Many regard PR as the holy grail of SEO, thinking that only PR determines your Search Engine ranking. This is false. There are many factors which determine your SE rankings, and PR attributes a very, very small amount, if any. PR is a guideline as to the importance of a website, not a promise.

Your PR grows with time as people link to your site out of their own free will.

PHP – Hypertext Preprocessor:
PHP is a server scripting technology or language and, believe it or not, is an acronym for Hypertext Preprocessor. PHP is used globally and has become more and more popular over the last few years. It’s similar to ASP, but it’s Open Source software therefore saves both Mammoth and clients on licensing costs.

In addition, with the vast number of people and companies using the software, the support and help available online is huge. We, at Mammoth Digital, try to make use of an OO (Object-orientated) framework as much as possible to ensure code is re-used efficiently and issues can be resolved in a timely fashion.

In South Africa, bandwidth and hosting is quite expensive. PHP is typically run on Linux, another Open Source platform, therefore resulting in cheaper hosting and thus another cost saving for clients.

Reciprocal Linking / Link Exchange:
Dated technique of asking parties to link to your website, attempting to increase your Search Engine Rankings. Since, this technique has become questionable, and have been explicitly forbidden by the Google Terms of Service

RSS – Rich Site Summary / Real Simple Syndication:
XML-based information syndication technology.

Search Engine Spamming:
It started off as a really annoying practise where people would try to sell their services through emails. Others caught on and it has now become a technique. Others like to call it BlackHat SEO.

Signs of spamming on a website are:

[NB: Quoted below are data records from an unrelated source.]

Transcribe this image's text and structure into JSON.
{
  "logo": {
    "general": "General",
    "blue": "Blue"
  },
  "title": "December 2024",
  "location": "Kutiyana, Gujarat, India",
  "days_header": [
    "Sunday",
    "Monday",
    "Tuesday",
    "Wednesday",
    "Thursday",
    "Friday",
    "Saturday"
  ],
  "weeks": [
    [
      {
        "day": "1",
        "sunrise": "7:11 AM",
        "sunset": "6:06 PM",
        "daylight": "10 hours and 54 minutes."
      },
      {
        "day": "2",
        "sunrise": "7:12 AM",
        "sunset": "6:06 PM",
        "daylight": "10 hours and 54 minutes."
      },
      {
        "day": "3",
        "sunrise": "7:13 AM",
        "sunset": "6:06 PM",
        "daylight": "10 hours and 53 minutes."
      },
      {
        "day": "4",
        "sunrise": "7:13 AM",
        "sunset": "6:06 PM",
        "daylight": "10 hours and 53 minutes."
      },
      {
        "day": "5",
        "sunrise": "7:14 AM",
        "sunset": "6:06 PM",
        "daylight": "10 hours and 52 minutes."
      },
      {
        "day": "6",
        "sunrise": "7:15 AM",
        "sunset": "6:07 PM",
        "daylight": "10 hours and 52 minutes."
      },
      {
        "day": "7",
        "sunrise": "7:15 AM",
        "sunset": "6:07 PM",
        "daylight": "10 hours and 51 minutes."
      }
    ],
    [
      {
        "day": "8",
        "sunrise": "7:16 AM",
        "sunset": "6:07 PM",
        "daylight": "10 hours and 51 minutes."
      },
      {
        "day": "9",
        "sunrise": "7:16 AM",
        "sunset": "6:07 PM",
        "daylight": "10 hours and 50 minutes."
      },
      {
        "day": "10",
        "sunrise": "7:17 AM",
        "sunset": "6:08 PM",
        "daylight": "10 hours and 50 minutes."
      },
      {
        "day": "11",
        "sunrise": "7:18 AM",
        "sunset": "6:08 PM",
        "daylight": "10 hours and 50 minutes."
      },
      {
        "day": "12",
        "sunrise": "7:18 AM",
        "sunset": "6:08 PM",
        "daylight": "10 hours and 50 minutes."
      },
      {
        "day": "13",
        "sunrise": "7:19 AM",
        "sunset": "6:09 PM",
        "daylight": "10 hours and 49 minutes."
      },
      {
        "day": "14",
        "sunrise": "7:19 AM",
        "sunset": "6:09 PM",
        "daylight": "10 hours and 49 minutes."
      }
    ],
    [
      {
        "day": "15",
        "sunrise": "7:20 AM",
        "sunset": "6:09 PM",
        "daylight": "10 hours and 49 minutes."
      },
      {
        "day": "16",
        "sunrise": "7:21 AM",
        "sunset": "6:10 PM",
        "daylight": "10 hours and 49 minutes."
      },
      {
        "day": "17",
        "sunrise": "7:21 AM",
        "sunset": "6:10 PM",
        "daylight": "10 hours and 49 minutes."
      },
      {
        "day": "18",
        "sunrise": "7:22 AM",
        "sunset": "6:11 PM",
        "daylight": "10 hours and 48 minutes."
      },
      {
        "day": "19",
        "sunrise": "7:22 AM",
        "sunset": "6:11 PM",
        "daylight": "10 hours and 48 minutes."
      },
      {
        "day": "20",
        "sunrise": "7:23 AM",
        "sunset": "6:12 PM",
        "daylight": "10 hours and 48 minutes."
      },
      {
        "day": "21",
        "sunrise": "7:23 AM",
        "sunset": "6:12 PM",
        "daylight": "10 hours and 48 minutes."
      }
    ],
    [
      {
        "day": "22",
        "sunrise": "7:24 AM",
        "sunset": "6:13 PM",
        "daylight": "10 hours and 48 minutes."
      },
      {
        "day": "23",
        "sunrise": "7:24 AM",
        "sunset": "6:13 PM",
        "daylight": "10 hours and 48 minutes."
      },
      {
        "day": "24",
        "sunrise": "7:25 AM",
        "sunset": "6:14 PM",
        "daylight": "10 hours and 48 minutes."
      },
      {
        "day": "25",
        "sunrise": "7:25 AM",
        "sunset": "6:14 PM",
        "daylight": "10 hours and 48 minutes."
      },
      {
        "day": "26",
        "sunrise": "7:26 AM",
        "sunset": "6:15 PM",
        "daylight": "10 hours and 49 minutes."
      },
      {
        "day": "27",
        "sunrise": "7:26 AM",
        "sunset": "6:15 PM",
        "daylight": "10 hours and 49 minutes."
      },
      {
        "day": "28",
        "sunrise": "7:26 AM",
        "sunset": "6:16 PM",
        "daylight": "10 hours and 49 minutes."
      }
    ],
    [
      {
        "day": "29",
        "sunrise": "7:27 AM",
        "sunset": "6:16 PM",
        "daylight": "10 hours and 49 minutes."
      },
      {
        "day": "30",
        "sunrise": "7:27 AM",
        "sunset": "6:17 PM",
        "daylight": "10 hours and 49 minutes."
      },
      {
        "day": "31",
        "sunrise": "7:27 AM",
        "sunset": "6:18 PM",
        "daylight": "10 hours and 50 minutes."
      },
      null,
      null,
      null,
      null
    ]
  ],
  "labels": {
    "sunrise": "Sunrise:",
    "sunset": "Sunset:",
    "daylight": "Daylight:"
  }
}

  • Keyword stuffing in the title, meta and alt tags of a website
  • Cloaking / IP Delivery (Grey area!)
  • Linking to link farms (Purely for SEO reasons)
  • Using Hidden DIV’s

These are but a few of the spammy techniques used by Search Engine Spammers to climb in the Search Engines. Spamming isn’t defined by the action, but the intent.

SEO – Search Engine Optimization:

See Mammoth Digital’ quick summary and definition of SEO

SERPs – Search Engine Result Pages:
The pages that get returned when you type in your search in any search engine.

Server-side Scripting:
This is typically used to identify a web server technology such as PHP or ASP that runs scripts directly on the server. Server-side scripting is used when creating dynamic websites that populate HTML pages with information from a database or other database options such as XML files. Server-side scripting allows a great deal more security, validation and processing to take place.

Static Website:
Websites with limited or no functionality. Most small-to-medium businesses have static websites, as they only need an simple online presence.

Unique Visitors and Hits:

There is a difference between hits and unique visitors. With unique visitors, the IP Address of the visitor is logged, thus, if the same visitor returns to the website that same day, it still only counts as one unique visitor.

Every time something on a webpage is loaded, it counts as a hit. Thus, if someone clicks on the “Refresh button” or hits F5, each image that loads as well as the page itself, counts as a hit. This is why you will often receive sales pitches referring to hits and not to unique visitors, because the hit count it always higher than the number of unique visitors a site receives.

Upload / Publish:
Refers to the transferring of files to a hosting server via FTP.

URL – Uniform Resource Locator:
A URL is made up of four-to-five elements, as listed below:

  • http:// – The protocol used. It is a set of rules that allows web browsing.
  • www – Acronym that stands for World Wide Web
  • mammothdigital – The name you chose
  • .co.za – Can be .com, or .co.uk, or co.jp etc. ZA is South African, UK is the United Kingdom and JP is Japan. COM is commercial and ORG is an organization.

Webpage / Website:
A website, and a web page are often confused with one another. A website, consists of one or more web pages.

XML – eXTensible Markup Language:
Information exchange initiative created by the W3C [ World Wide Web Consortium ]